Today, I want discuss a key concept that can help with writing reusable code: Separating the data from the program's logic. This is nothing more than implementing the Separation of concerns. The idea is to illustrate this with the onboarding component we've discussed in the prior post about designing reusable components. The examples will be in Swift, so while some of the language facilities might be unavailable in different languages, the concepts should still be useful. 

Identify what is data

The first step to separate the data from the logic is to identify what is data. In our onboarding example, the data is composed of all the attributes that must be customizable (identified in our design phase) for our onboarding to be reusable in other projects. These were:
  • Button placement
  • Fonts
  • Background image
  • Animation speed
  • Corner radius of body copy box
  • Line width of body copy box
  • Border colour
  • Text aligment (justified, centred)
  • Logo image
The logic in this example will mainly boil down to presenting the different onboarding pages and UI elements based on the data provided. User interaction with the onboarding would also be part of the program's logic.

Modelling the data

Ideally, we want the data to be inmmutable in order to reduce the errors that happen when one part of the program modifies the data affecting another section that didn't expected that data to change.
The first step is therefore to use immutable properties wherever possible. This means using constants instead of variable (let instead of var in Swift), and copying data rather than passing a reference to it. In Swift, structs are ideal for modelling data because they use value-semantics. When a struct is passed to a method or a function, a copy is made. This method can then alter the data without affecting other methods that might have a copy of the struct.
To illustrate this point, we can have a look at the struct used to contain the attributes of our onboarding example: 
struct FlexiOnboardContent {
    let backgroundImage: UIImage?
    let logoImage: UIImage?
    let title: String
    let text: String
    
    let titleFont: UIFont?
    let titleColor: UIColor?
    let textFont: UIFont?
    let textColor: UIColor?
    let isTextCentered: Bool?
    
    let hasBorder: Bool?
    let borderWith: CGFloat?
    let borderColor: UIColor?
    
    let hasRoundedCorner: Bool?
    
    let action: (() -> (Void))? 
}
The FlexibleOnboardContent structure can then be passed to the main onboarding class to instantiate a new onboarding component. All of the properties in this example are optionals because none are required.
There might be situations, such as when the data is managed by Core Data, where it's not possible to use structs. In such situations, reducing the parts of the code where data is accessed might be the best option. 

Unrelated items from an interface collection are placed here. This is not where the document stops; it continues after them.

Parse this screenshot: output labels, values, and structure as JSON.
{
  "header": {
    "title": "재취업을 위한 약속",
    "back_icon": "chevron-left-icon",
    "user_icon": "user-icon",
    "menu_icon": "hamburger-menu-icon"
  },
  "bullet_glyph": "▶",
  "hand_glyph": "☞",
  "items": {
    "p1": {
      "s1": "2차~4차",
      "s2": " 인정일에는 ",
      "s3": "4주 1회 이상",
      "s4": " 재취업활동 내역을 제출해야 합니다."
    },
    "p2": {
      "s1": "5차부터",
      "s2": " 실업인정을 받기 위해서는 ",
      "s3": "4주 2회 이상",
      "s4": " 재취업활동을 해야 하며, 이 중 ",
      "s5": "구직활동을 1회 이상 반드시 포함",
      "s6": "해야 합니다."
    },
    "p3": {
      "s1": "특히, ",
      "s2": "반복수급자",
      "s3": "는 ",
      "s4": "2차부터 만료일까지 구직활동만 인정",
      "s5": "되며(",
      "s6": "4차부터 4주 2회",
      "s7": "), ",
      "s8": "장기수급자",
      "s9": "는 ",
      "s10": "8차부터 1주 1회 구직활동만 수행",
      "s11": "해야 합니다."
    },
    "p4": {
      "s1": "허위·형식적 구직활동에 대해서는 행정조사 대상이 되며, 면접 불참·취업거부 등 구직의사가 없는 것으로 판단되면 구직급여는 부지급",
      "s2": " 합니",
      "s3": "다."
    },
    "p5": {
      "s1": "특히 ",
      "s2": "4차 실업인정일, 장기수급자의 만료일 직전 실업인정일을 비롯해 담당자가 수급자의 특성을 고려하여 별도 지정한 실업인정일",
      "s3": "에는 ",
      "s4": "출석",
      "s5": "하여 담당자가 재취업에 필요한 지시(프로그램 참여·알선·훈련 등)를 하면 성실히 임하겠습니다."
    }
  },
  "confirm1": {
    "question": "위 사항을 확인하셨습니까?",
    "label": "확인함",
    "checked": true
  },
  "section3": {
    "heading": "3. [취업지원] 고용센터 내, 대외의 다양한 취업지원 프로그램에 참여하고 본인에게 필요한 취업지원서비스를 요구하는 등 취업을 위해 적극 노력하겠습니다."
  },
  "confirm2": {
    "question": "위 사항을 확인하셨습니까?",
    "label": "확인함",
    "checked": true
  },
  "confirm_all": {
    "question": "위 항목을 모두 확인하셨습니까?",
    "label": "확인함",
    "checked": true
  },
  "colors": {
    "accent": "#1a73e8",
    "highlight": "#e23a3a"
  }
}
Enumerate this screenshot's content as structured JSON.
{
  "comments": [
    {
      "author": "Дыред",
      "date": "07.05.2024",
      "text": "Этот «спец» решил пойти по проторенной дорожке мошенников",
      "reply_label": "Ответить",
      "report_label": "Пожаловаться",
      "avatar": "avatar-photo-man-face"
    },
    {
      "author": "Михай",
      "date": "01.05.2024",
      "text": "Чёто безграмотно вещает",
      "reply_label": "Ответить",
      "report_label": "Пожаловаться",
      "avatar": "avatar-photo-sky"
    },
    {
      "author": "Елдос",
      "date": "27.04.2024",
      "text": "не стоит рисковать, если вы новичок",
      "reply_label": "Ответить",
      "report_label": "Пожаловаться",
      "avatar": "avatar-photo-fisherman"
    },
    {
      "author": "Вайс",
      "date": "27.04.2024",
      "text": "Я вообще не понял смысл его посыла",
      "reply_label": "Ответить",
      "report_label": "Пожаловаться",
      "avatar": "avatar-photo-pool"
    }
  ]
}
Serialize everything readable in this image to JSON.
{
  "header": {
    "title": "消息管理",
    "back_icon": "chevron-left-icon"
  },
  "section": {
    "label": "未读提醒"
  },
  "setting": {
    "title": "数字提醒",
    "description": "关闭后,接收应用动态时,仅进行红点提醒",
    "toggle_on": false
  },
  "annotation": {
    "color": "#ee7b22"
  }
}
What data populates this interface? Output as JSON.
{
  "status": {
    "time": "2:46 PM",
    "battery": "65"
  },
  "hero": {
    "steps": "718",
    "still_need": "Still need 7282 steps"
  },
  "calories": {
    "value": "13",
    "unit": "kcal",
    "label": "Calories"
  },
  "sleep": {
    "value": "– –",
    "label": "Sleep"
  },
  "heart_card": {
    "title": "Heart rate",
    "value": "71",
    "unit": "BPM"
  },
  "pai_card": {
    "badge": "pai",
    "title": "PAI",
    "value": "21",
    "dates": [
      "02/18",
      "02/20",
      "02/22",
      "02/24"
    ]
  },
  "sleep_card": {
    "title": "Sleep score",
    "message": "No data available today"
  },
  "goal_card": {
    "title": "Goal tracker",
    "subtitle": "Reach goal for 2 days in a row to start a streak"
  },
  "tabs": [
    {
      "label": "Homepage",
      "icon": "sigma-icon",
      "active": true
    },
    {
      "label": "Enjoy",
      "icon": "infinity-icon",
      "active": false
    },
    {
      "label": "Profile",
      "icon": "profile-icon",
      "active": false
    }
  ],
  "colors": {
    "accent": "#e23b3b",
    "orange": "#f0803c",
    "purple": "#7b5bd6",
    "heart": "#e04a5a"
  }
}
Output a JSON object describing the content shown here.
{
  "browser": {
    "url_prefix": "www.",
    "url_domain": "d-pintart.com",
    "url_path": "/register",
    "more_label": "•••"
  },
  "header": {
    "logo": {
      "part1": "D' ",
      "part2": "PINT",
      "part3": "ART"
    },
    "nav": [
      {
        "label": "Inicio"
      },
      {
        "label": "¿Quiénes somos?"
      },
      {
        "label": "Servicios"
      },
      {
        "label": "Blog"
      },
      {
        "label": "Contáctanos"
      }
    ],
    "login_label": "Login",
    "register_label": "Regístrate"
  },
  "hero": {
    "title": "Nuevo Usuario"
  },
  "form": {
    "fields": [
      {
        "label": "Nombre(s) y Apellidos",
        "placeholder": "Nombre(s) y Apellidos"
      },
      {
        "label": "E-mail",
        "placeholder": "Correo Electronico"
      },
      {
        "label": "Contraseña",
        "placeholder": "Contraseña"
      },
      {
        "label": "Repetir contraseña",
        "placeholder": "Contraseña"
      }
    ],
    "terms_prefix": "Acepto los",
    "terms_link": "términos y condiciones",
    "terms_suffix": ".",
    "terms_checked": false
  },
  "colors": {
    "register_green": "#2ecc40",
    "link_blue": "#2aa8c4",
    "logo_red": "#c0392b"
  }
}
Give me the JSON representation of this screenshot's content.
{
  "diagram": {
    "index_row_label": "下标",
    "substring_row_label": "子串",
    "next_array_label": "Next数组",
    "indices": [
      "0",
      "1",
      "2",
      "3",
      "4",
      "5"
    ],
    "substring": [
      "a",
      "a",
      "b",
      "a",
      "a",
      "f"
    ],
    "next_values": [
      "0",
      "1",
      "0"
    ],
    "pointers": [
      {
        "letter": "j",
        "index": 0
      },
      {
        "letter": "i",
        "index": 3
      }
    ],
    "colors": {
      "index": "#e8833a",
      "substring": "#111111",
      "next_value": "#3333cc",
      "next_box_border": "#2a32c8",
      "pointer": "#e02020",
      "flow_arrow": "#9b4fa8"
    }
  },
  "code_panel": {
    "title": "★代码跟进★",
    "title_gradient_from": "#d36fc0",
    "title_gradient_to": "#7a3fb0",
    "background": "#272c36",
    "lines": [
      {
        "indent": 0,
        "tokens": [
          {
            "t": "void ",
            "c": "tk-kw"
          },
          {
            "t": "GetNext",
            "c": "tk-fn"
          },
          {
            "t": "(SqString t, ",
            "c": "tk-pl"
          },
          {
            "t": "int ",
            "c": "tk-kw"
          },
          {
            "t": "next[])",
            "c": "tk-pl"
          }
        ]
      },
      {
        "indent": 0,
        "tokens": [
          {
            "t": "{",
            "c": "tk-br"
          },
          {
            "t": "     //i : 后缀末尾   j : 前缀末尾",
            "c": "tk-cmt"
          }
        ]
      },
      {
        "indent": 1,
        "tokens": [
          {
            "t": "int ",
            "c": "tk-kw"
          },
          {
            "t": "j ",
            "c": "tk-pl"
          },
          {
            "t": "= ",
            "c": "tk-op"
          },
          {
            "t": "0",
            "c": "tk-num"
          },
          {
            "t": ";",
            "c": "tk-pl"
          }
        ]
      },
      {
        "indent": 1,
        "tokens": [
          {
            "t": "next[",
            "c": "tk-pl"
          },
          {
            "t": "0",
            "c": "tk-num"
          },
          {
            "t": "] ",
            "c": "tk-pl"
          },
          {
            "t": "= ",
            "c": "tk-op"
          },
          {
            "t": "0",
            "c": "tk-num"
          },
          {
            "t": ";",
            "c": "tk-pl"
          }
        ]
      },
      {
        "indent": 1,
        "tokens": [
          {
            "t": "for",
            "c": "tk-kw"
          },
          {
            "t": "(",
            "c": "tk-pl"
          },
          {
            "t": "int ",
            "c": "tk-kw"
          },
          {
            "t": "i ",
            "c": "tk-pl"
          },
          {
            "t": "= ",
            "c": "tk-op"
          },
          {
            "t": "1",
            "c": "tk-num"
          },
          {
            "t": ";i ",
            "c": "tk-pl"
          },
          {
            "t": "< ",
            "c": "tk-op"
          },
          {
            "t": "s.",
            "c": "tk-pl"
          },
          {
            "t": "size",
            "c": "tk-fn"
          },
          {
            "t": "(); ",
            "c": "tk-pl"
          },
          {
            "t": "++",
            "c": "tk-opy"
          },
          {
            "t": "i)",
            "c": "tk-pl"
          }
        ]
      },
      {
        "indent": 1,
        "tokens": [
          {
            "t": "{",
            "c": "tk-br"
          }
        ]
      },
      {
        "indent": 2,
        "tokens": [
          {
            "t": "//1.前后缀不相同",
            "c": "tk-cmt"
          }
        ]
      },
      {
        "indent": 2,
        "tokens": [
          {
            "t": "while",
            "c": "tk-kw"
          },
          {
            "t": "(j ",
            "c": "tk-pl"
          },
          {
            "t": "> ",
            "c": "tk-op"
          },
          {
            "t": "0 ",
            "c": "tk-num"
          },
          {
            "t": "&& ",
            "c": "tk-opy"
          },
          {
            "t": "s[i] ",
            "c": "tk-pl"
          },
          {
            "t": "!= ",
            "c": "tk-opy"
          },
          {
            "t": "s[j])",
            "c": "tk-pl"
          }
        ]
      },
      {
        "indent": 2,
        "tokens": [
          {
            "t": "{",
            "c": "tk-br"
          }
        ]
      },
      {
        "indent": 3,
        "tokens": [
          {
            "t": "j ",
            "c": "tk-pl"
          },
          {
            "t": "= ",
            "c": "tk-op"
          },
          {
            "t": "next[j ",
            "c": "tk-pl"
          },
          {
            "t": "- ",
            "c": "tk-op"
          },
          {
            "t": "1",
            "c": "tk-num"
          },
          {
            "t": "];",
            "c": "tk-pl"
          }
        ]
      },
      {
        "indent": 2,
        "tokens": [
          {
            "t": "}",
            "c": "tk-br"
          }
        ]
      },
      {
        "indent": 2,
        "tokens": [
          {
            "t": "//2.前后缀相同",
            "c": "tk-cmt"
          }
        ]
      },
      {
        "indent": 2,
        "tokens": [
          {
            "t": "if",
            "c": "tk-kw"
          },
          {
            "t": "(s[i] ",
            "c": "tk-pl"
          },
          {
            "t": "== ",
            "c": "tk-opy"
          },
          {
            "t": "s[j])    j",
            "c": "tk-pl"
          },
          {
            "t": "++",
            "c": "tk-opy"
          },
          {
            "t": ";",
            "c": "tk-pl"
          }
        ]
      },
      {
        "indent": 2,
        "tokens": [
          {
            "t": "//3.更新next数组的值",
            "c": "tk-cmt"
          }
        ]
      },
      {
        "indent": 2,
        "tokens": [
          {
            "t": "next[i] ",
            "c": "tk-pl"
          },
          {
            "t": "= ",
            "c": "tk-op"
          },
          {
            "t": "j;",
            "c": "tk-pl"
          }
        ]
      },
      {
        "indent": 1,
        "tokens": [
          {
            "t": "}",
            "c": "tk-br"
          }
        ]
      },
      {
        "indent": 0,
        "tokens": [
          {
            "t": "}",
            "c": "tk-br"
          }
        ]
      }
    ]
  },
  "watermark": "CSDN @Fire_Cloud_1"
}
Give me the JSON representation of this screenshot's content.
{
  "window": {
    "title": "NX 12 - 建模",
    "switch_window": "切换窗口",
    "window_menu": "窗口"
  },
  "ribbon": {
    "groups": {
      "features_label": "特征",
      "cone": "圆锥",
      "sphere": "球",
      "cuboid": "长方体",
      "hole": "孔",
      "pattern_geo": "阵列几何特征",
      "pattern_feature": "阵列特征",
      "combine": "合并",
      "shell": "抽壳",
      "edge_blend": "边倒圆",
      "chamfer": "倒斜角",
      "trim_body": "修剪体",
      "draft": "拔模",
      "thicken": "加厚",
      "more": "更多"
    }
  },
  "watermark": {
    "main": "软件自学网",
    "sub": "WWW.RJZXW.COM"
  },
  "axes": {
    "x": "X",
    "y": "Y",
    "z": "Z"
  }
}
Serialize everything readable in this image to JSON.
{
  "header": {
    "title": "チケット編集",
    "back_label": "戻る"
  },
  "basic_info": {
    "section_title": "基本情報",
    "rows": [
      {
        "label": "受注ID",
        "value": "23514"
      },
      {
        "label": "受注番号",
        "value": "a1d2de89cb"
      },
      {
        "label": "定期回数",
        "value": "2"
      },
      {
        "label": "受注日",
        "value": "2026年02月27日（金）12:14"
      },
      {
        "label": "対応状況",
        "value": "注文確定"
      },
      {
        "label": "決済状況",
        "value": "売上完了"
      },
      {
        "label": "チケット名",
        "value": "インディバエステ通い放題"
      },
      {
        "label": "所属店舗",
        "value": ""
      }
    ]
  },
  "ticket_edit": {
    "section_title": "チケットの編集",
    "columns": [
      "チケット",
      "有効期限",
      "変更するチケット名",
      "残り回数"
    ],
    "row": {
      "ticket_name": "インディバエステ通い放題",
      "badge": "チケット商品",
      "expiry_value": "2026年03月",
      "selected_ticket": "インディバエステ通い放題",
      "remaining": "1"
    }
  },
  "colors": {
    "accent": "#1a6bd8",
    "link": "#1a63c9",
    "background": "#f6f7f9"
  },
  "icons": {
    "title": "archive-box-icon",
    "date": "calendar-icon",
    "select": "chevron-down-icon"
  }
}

Conclusion

We've seen through this brief post how we should attempt to separate the program's logic from its data by using inmmutable properties and value-semantics. A process of trial and error might be required in some instances, so it's definately worth using Swift's playground to try out your ideas.